-- PROBLEM TO SOLVE --
Report every line of the records that contains the word "time".

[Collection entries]
********************
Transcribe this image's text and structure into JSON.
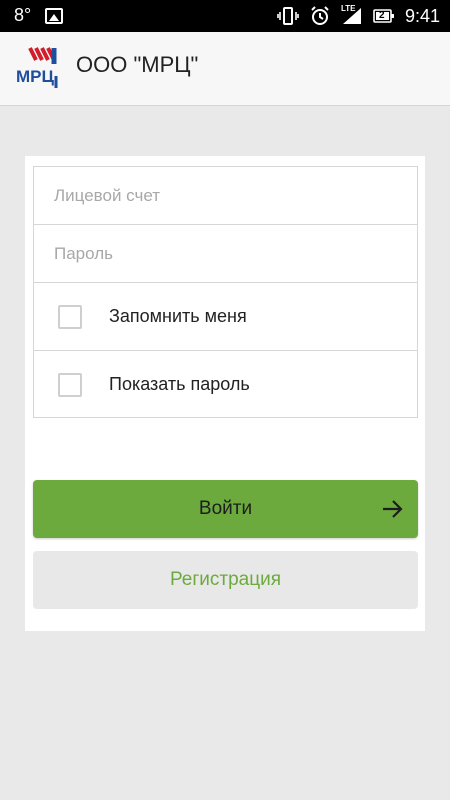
{
  "status_bar": {
    "temperature": "8°",
    "time": "9:41",
    "network_badge": "LTE",
    "sim_badge": "2",
    "icons": [
      "image-icon",
      "vibrate-icon",
      "alarm-icon",
      "signal-icon",
      "battery-icon"
    ]
  },
  "app_bar": {
    "title": "ООО \"МРЦ\"",
    "logo_text": "МРЦ"
  },
  "form": {
    "account_placeholder": "Лицевой счет",
    "account_value": "",
    "password_placeholder": "Пароль",
    "password_value": "",
    "remember_label": "Запомнить меня",
    "remember_checked": false,
    "show_password_label": "Показать пароль",
    "show_password_checked": false
  },
  "buttons": {
    "login_label": "Войти",
    "register_label": "Регистрация"
  },
  "colors": {
    "accent": "#6caa3e",
    "logo_red": "#d21e2b",
    "logo_blue": "#1f4e9c"
  }
}
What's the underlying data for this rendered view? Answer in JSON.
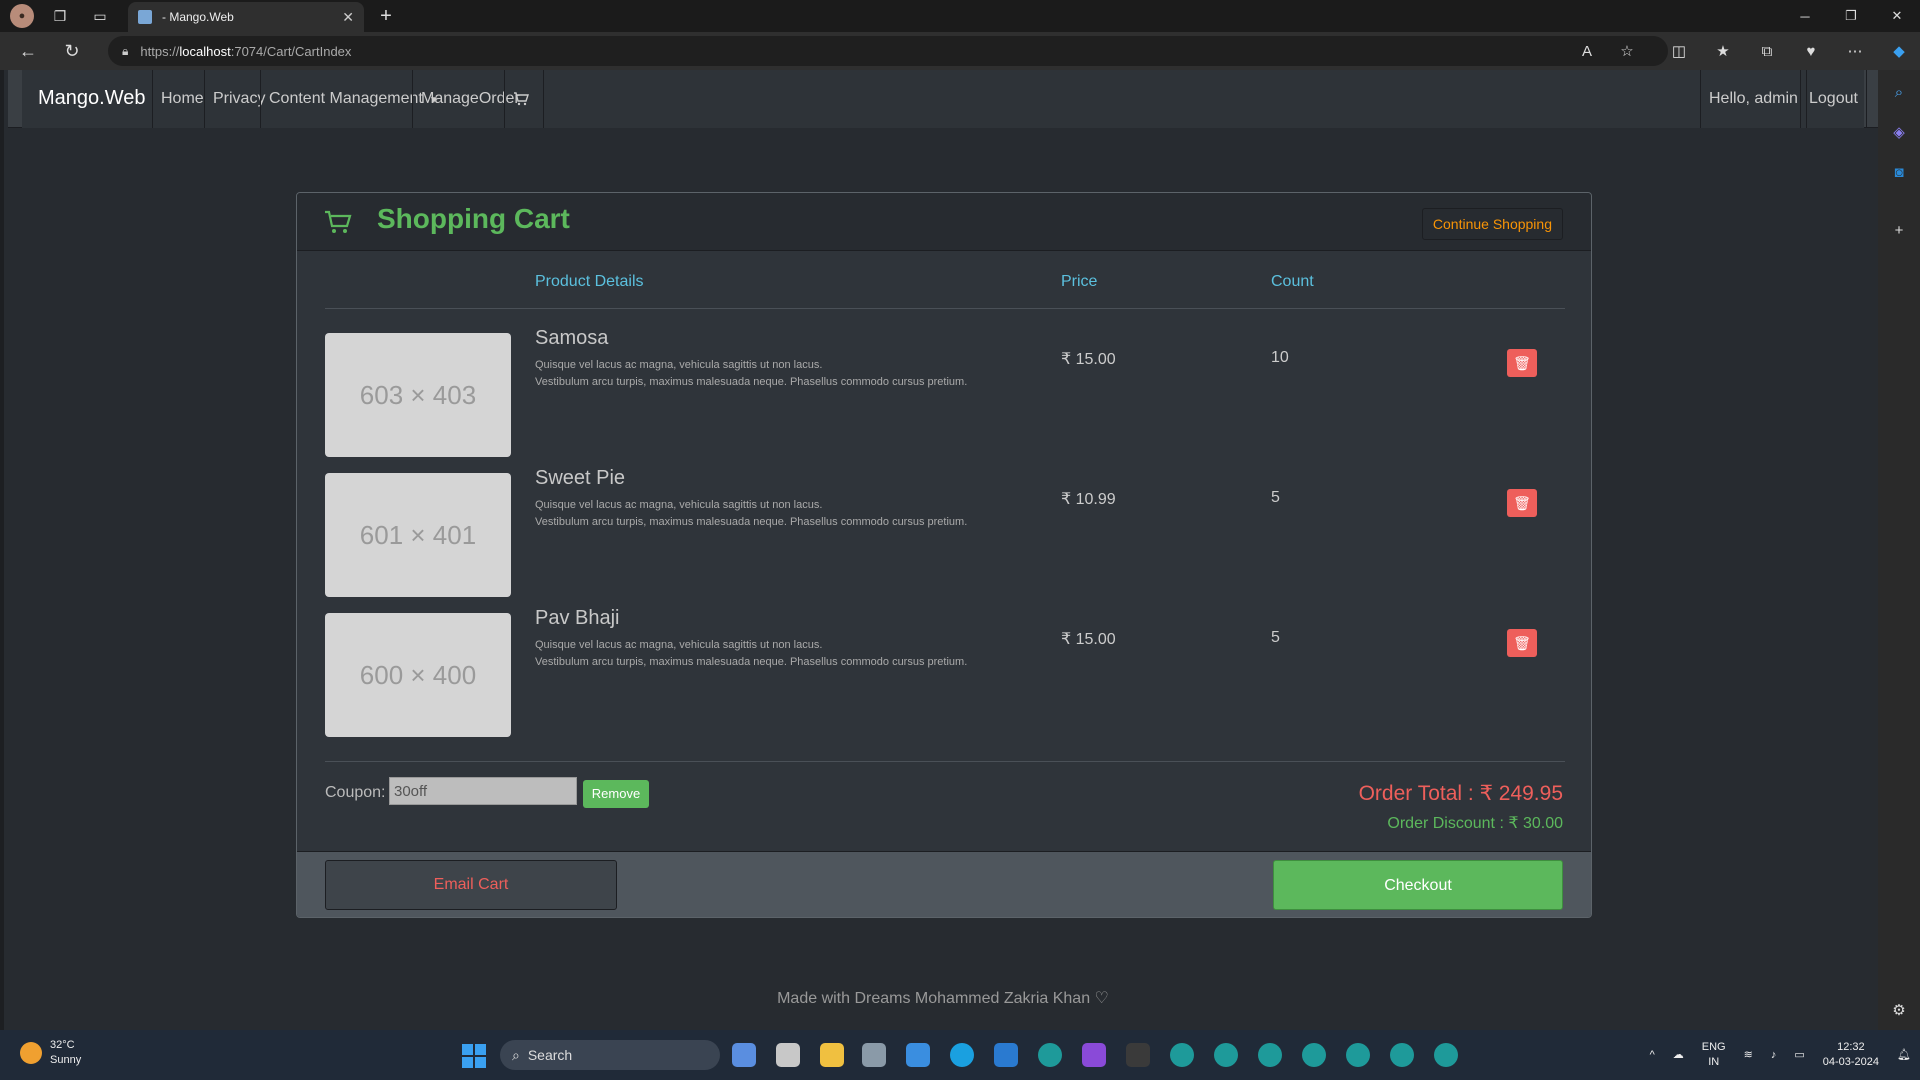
{
  "browser": {
    "tab_title": "- Mango.Web",
    "url_prefix": "https://",
    "url_host": "localhost",
    "url_rest": ":7074/Cart/CartIndex"
  },
  "navbar": {
    "brand": "Mango.Web",
    "links": [
      "Home",
      "Privacy",
      "Content Management",
      "ManageOrder"
    ],
    "greeting": "Hello, admin",
    "logout": "Logout"
  },
  "cart": {
    "title": "Shopping Cart",
    "continue_label": "Continue Shopping",
    "columns": {
      "details": "Product Details",
      "price": "Price",
      "count": "Count"
    },
    "items": [
      {
        "image_label": "603 × 403",
        "name": "Samosa",
        "desc1": "Quisque vel lacus ac magna, vehicula sagittis ut non lacus.",
        "desc2": "Vestibulum arcu turpis, maximus malesuada neque. Phasellus commodo cursus pretium.",
        "price": "₹ 15.00",
        "count": "10"
      },
      {
        "image_label": "601 × 401",
        "name": "Sweet Pie",
        "desc1": "Quisque vel lacus ac magna, vehicula sagittis ut non lacus.",
        "desc2": "Vestibulum arcu turpis, maximus malesuada neque. Phasellus commodo cursus pretium.",
        "price": "₹ 10.99",
        "count": "5"
      },
      {
        "image_label": "600 × 400",
        "name": "Pav Bhaji",
        "desc1": "Quisque vel lacus ac magna, vehicula sagittis ut non lacus.",
        "desc2": "Vestibulum arcu turpis, maximus malesuada neque. Phasellus commodo cursus pretium.",
        "price": "₹ 15.00",
        "count": "5"
      }
    ],
    "coupon_label": "Coupon:",
    "coupon_value": "30off",
    "remove_label": "Remove",
    "order_total": "Order Total : ₹ 249.95",
    "order_discount": "Order Discount : ₹ 30.00",
    "email_label": "Email Cart",
    "checkout_label": "Checkout"
  },
  "footer": {
    "text": "Made with Dreams Mohammed Zakria Khan ♡"
  },
  "taskbar": {
    "temp": "32°C",
    "condition": "Sunny",
    "search_label": "Search",
    "lang1": "ENG",
    "lang2": "IN",
    "time": "12:32",
    "date": "04-03-2024"
  },
  "colors": {
    "accent_green": "#5cb85c",
    "accent_red": "#ee5f5b",
    "accent_cyan": "#5bc0de",
    "accent_orange": "#f89406"
  }
}
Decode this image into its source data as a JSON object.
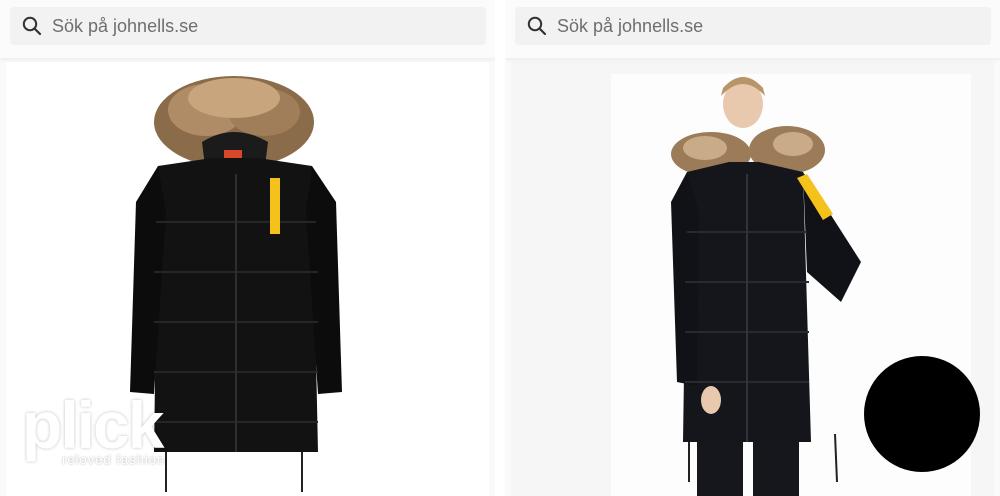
{
  "panels": [
    {
      "search": {
        "placeholder": "Sök på johnells.se"
      },
      "image": {
        "subject": "black down parka with fur hood"
      }
    },
    {
      "search": {
        "placeholder": "Sök på johnells.se"
      },
      "image": {
        "subject": "model wearing black down parka"
      }
    }
  ],
  "watermark": {
    "logo": "plick",
    "tagline": "reloved fashion"
  },
  "icons": {
    "search": "search-icon"
  },
  "colors": {
    "accent_tab": "#f5c21b",
    "coat": "#111111",
    "search_bg": "#f2f2f2"
  }
}
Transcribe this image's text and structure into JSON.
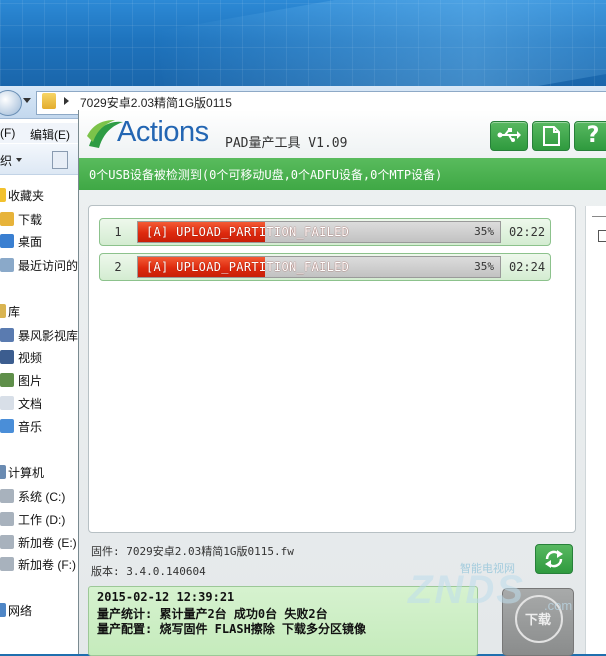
{
  "explorer": {
    "address_path": "7029安卓2.03精简1G版0115",
    "menu": {
      "file": "(F)",
      "edit": "编辑(E)"
    },
    "toolbar": {
      "organize": "织"
    },
    "sidebar": [
      {
        "label": "收藏夹",
        "icon": "star-icon",
        "header": true
      },
      {
        "label": "下载",
        "icon": "folder-icon"
      },
      {
        "label": "桌面",
        "icon": "desktop-icon"
      },
      {
        "label": "最近访问的",
        "icon": "recent-icon"
      },
      {
        "label": "库",
        "icon": "library-icon",
        "header": true
      },
      {
        "label": "暴风影视库",
        "icon": "video-lib-icon"
      },
      {
        "label": "视频",
        "icon": "video-icon"
      },
      {
        "label": "图片",
        "icon": "picture-icon"
      },
      {
        "label": "文档",
        "icon": "document-icon"
      },
      {
        "label": "音乐",
        "icon": "music-icon"
      },
      {
        "label": "计算机",
        "icon": "computer-icon",
        "header": true
      },
      {
        "label": "系统 (C:)",
        "icon": "drive-icon"
      },
      {
        "label": "工作 (D:)",
        "icon": "drive-icon"
      },
      {
        "label": "新加卷 (E:)",
        "icon": "drive-icon"
      },
      {
        "label": "新加卷 (F:)",
        "icon": "drive-icon"
      },
      {
        "label": "网络",
        "icon": "network-icon",
        "header": true
      }
    ]
  },
  "tool": {
    "logo_text": "Actions",
    "subtitle": "PAD量产工具 V1.09",
    "header_buttons": [
      "usb-icon",
      "document-icon",
      "help-icon"
    ],
    "help_label": "?",
    "status": "0个USB设备被检测到(0个可移动U盘,0个ADFU设备,0个MTP设备)",
    "devices": [
      {
        "index": "1",
        "message": "[A] UPLOAD_PARTITION_FAILED",
        "percent_text": "35%",
        "progress": 0.35,
        "time": "02:22"
      },
      {
        "index": "2",
        "message": "[A] UPLOAD_PARTITION_FAILED",
        "percent_text": "35%",
        "progress": 0.35,
        "time": "02:24"
      }
    ],
    "firmware": "固件: 7029安卓2.03精简1G版0115.fw",
    "version": "版本: 3.4.0.140604",
    "log": [
      "2015-02-12 12:39:21",
      "量产统计: 累计量产2台 成功0台 失败2台",
      "量产配置: 烧写固件 FLASH擦除 下载多分区镜像"
    ],
    "download_label": "下载",
    "accent_green": "#3fa845",
    "error_red": "#de2a0e"
  },
  "watermark": {
    "top": "智能电视网",
    "big": "ZNDS",
    "com": ".com"
  }
}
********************
-- ANSWER AREA --
    "time": "9:41",
    "time": "12:32",
        "time": "02:22"
        "time": "02:24"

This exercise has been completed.